**Exercise directions**. List all the lines in these records that hold "this".

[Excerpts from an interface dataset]
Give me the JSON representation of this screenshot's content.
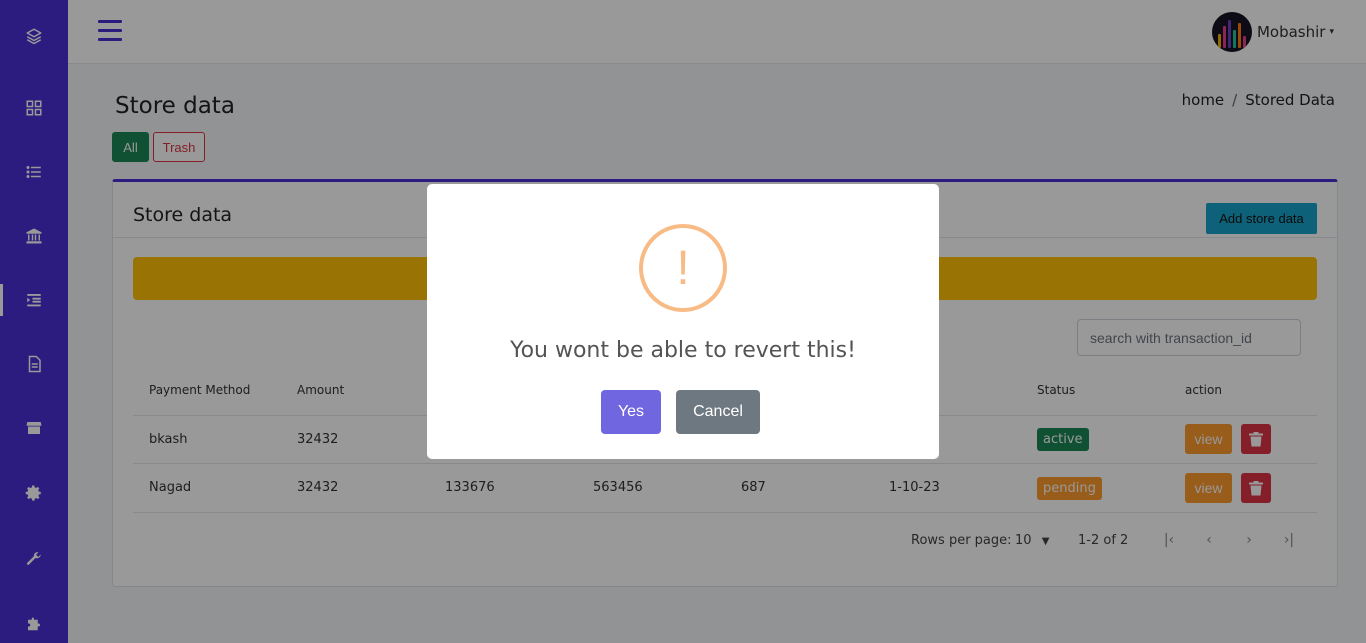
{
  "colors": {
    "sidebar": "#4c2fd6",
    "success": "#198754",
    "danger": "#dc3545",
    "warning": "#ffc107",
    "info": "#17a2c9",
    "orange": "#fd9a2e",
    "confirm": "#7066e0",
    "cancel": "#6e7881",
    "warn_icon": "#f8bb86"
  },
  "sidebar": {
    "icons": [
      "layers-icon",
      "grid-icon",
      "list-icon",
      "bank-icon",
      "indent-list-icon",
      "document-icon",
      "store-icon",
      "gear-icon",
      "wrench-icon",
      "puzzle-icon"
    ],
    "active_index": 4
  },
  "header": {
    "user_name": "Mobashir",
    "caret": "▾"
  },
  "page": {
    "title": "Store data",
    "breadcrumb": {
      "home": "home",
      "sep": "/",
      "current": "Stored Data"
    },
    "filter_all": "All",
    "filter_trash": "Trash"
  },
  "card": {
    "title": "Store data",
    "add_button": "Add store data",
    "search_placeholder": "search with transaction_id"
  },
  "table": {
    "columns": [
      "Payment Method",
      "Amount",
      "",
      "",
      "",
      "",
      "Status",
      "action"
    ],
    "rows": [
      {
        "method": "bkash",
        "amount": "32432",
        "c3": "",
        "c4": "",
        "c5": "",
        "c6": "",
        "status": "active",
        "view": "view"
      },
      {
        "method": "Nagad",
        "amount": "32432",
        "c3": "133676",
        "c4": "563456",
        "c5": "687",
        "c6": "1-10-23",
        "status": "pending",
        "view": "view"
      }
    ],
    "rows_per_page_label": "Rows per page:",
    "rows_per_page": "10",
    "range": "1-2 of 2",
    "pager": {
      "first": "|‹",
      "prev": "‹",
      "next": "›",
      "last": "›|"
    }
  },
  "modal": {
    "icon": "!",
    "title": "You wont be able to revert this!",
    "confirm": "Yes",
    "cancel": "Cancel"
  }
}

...

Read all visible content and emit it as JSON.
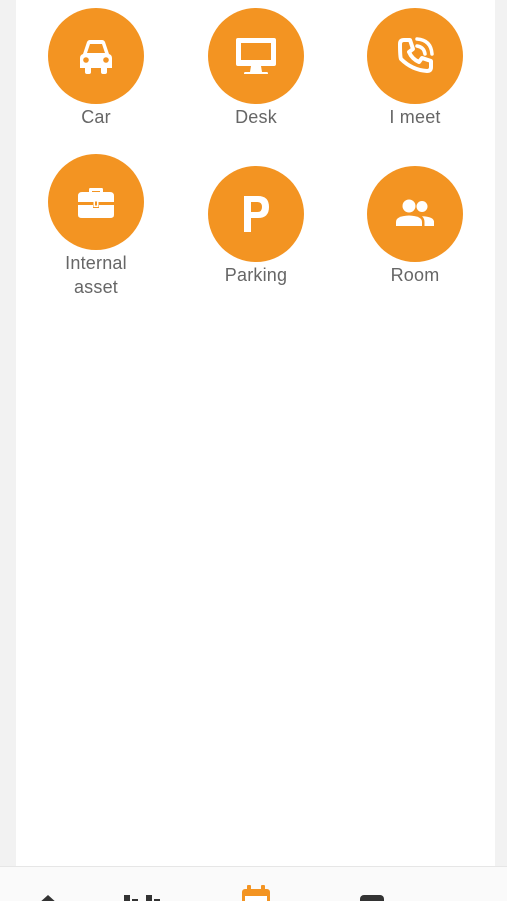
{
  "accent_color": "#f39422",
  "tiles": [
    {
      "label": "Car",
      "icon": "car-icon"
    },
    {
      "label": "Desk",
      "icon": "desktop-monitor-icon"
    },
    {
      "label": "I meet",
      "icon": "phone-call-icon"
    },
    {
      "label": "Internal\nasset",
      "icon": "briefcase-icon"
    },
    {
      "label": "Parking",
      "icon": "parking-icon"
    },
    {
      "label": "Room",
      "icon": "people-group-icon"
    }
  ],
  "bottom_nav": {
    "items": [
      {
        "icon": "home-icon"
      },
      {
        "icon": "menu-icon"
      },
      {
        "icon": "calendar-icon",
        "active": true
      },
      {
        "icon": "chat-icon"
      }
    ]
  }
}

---

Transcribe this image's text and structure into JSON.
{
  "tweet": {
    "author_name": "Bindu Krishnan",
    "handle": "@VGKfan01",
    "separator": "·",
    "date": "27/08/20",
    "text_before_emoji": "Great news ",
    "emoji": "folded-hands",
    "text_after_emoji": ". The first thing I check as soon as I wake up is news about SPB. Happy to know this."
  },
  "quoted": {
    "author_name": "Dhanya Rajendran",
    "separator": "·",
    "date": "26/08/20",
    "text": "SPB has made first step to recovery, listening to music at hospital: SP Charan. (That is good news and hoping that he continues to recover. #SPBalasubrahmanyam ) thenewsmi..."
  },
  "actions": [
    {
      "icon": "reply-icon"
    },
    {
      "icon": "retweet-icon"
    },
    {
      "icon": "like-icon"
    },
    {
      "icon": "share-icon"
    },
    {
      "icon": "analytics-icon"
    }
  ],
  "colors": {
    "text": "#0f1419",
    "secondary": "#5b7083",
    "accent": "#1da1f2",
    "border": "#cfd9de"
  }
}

**Written solution**.
Give me the JSON representation of this screenshot's content.
    "title": "You wont be able to revert this!",
Transcribe this image's text and structure into JSON.
    "text_after_emoji": ". The first thing I check as soon as I wake up is news about SPB. Happy to know this."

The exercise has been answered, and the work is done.